Charter separately must secure the approvals of the Federal Communications Commission and the U.S. Department of Justice.
The FCC is expected to rule by late March.
With the new territories, Charter would become the nation's third-largest pay-TV provider with more than 17 million video customers. It would become the second-largest broadband Internet provider with more than 19 million subscribers.
In Southern California, Charter would provide service to about 2 million households, including more than 1.5 million homes that are currently served by Time Warner Cable.
California Public Utilities Commissioner Michael Picker and PUC administrative law Judge Karl J. Bemesderfer attended Tuesday evening's hearing in downtown Los Angeles, although Picker left after an hour to catch a flight back to San Francisco, where the agency is based.
"I want to tell you how much I appreciate that you took the time to come here and let us hear from you," Bemesderfer told the crowd. "You are the people that we serve."
Charter has pledged to begin offering some low-income residents -- students and seniors -- a $14.99-a-month high-speed Internet service plan within six months of the merger closing.
The proposed plan would offer Internet speeds at around 30 megabits per second, which is higher than what is typically offered in lower-priced Internet plans available to poor consumers.
But critics said the company should provide its low-cost Internet service to all low-income residents in the region.
"Who are they kidding?" Alex Nogales, chief executive of the National Hispanic Media Coalition, said as he left the hearing. "We have a lot of poor people in our community. A lot of them rely on their cellphones for the Internet, but there is no substitute for a home computer where you can do your homework or fill out an application for a job."
Larry Ortega of Pomona, who runs the One Million New Internet Users program, also was skeptical that the Charter deal would bring affordable Internet access to a sufficient number of poor residents.
"I know this industry," Ortega said. "They make promises and after the merger is complete, promises are not fulfilled and then we have no recourse."
Another focus of the regulatory review is whether Charter would wield too much influence in shaping the high-speed Internet service market.
If the consolidation is approved, an estimated 69% of residents who live in Charter's new service area in California would have only one choice -- Charter -- for Internet service delivered through a wired line and with speeds higher than 25 megabits per second.
Consumer rights advocates and the WGA, West, contend the increased market share would give Charter too much influence in the fast-evolving video streaming service business.
Consumer advocates say the company would have an incentive to encourage customers to pay for traditional bundles of cable TV channels and could adopt policies that put upstart streaming services at a disadvantage.
Last year, the California PUC helped put a nail in the coffin of Comcast's failed bid for Time Warner Cable.
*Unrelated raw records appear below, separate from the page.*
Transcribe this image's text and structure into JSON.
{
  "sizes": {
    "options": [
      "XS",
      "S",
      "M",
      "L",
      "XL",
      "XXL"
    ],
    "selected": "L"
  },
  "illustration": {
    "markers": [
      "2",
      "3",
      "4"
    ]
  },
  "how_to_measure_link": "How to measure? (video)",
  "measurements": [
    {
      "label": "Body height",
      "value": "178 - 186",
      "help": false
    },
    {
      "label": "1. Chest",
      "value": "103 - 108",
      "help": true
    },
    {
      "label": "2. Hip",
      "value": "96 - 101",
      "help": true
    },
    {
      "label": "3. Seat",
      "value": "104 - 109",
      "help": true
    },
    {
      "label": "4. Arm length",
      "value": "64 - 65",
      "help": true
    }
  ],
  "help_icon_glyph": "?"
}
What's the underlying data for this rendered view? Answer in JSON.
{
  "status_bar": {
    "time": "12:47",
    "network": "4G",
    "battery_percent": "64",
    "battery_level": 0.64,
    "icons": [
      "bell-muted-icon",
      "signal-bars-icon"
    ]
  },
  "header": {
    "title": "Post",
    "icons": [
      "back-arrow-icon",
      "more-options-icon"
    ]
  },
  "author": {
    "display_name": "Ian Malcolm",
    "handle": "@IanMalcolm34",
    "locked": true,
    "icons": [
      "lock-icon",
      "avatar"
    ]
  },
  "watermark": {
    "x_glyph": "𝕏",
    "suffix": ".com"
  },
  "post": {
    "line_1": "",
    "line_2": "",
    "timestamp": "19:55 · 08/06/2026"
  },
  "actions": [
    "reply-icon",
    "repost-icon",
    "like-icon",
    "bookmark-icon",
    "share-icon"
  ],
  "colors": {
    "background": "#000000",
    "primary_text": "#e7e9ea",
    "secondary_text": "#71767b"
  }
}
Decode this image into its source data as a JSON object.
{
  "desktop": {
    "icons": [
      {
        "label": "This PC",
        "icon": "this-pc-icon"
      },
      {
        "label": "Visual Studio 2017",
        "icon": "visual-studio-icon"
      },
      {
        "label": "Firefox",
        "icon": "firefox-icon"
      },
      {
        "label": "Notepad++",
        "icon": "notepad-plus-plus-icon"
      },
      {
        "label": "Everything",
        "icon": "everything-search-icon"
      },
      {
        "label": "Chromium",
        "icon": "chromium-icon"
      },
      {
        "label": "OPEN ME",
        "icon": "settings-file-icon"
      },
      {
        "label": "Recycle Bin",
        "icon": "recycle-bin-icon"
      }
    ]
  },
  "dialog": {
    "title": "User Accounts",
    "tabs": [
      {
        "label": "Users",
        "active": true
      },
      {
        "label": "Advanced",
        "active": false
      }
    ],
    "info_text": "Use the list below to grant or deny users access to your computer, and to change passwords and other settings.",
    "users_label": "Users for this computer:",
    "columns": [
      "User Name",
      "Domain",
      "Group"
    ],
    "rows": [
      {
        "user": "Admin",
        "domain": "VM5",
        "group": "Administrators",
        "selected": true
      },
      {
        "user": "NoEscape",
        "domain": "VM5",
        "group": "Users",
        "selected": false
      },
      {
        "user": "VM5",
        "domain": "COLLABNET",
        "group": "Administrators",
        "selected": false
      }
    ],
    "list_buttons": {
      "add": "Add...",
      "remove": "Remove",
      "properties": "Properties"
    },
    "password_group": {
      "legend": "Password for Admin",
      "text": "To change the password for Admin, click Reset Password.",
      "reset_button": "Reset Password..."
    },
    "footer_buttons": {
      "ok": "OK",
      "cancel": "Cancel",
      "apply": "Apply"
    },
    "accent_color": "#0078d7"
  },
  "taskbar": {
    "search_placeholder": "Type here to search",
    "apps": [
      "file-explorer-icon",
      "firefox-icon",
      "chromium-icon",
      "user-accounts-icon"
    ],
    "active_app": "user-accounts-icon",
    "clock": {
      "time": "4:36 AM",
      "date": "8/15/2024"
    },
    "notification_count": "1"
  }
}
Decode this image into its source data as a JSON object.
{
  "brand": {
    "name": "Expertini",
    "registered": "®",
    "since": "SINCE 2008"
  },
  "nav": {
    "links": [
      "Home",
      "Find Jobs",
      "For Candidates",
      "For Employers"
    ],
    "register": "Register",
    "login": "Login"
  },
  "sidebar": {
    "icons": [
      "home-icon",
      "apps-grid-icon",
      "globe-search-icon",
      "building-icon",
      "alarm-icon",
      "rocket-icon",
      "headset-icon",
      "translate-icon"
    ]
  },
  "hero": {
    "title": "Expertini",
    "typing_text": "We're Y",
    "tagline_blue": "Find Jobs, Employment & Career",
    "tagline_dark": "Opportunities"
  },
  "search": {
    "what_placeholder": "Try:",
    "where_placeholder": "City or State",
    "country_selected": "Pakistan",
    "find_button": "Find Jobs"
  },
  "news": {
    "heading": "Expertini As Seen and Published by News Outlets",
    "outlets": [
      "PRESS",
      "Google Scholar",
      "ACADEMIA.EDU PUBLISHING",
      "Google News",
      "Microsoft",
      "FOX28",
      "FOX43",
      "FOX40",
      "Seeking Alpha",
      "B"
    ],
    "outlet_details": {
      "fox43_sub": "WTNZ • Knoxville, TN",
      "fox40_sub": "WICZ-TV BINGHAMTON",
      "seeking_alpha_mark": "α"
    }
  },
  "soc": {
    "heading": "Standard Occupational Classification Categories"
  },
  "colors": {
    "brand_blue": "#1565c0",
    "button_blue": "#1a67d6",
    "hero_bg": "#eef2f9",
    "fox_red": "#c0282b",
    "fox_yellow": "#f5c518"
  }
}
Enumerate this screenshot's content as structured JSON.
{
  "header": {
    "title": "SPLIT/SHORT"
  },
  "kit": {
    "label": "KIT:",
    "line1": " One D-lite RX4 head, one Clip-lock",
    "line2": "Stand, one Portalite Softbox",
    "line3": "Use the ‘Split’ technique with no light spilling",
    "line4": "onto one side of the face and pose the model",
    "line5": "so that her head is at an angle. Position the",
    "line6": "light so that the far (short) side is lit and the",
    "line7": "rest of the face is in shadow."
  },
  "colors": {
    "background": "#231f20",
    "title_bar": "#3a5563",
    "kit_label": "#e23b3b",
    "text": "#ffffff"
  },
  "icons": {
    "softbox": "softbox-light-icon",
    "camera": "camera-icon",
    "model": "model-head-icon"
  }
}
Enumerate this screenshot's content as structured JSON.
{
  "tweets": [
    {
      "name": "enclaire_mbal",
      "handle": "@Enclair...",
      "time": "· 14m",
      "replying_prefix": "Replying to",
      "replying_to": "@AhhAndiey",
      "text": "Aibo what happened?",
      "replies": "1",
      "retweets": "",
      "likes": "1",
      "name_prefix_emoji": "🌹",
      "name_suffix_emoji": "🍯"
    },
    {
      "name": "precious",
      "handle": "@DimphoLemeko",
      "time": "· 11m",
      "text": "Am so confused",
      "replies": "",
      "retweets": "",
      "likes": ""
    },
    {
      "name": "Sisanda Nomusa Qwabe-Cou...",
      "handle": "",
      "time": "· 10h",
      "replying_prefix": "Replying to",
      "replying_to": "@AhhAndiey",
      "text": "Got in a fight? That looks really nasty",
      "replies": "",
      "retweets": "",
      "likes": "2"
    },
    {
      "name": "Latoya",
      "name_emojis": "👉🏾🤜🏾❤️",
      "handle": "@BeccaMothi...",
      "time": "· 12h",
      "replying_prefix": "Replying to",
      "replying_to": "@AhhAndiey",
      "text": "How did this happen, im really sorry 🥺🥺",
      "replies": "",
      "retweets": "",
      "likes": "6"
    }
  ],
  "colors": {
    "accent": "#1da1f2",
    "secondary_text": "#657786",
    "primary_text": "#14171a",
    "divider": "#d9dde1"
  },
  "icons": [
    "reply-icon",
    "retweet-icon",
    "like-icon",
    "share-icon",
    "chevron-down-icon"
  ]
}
Commissioner Mike Florio said in April that he would vote to block the Comcast merger, signaling that Comcast would have a particularly rough ride securing necessary approvals in California.
That deal collapsed, clearing the way for Charter to put together its own $57-billion deal to buy Time Warner Cable.
Several speakers Tuesday applauded Charter, saying its deal -- and the commitment to affordable broadband -- was more comprehensive than what Comcast had proposed. They also praised Charter's commitment to close Time Warner Cable's overseas call centers and bring those jobs back to the U.S.
But not everyone was convinced the deal would benefit consumers.
"Like many Californians, I am overcharged for Internet service," said Marvin Vargas, who was the final speaker Tuesday, stepping up to the microphone a little before 10 p.m.
"Regardless of what promises this company will make, over the long term a monopoly or duopoly will charge higher rates, they will provide inferior service and they will lay off workers," Vargas said. "The lack of competition is why people can't afford broadband -- it's not because these corporations aren't large enough."